5. Sausage Ragout
Remove 4 Italian sausages from casings and sauté in a skillet with a chopped onion. Add 4-6 cups tomato sauce, 1 cup quartered button mushrooms and chopped green peppers, if desired. Simmer 15 minutes and serve over penne pasta.
6. Simple Bolognaise
Brown ground beef in a skillet. Add chopped onions & celery and cook for a few minutes. Add tomato sauce, a splash of red wine and cook over low heat for an hour or so. Serve with spaghetti or as a base for lasagna.
7. Baked Cauliflower or Zucchini
Spoon tomato sauce over cauliflower florets or chopped zucchini, drizzle with extra virgin olive oil and bake in a casserole dish until vegetables are tender.
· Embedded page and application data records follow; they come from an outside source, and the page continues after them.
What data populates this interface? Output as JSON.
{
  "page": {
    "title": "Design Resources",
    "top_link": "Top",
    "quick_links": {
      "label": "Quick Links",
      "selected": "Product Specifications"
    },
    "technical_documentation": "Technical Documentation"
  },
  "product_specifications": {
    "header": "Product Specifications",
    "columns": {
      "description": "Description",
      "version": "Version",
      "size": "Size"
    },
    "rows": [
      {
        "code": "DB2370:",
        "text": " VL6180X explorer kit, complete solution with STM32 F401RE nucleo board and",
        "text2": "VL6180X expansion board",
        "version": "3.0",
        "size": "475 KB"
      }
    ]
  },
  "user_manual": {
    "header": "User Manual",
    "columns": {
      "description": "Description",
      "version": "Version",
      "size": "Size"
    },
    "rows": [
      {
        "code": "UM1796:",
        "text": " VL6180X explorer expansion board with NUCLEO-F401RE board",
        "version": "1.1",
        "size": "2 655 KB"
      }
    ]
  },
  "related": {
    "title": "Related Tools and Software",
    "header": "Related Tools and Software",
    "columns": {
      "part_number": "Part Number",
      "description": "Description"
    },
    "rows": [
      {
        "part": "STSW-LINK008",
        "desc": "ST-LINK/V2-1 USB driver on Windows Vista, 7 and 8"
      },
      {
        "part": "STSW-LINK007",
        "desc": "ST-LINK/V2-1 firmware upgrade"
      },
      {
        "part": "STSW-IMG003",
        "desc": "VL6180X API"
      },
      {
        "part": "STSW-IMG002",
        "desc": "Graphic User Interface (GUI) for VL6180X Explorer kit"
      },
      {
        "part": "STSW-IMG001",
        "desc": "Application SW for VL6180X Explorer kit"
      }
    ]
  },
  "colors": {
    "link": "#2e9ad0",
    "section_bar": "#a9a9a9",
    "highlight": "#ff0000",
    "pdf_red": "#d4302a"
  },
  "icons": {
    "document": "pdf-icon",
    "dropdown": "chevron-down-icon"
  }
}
Sprinkle with Parmesan during the last few minutes of baking, if desired. This is particularly nice with garlic-infused olive oil.
8. Grilled Vegetable Gratin
Grill softer vegetables such as peppers, zucchini, eggplant, or asparagus. Place in a casserole dish, top with tomato sauce and fresh mozzarella. Broil until cheese is melted.
9. Penne Arrabiata
Add crushed chillies to taste to basic tomato sauce. Serve over penne pasta and top with grated Romano cheese and parsley.
Simmer homemade meatballs in tomato sauce and serve with spaghetti.
Did You Know? Canned tomato fun facts
- Most canned tomatoes are packed in natural juices and contain no preservatives.
- They’re picked and packed at the peak of ripeness and are believed to be the ‘freshest’ canned vegetable available.
- They are cooked rapidly at high temperatures and sterilized in steel cans to keep nutrients in.
- Canned tomatoes and tomato sauces are among the best sources of Lycopene, a pigment that is responsible for the tomatoes’ red color and that is said to help protect against certain cancers.
- The heat from the canning process allows lycopene in tomatoes to be better absorbed by the body.
- Many canned tomatoes are available in low-salt and no-salt alternatives.
What gets doused in tomato sauce in your kitchen?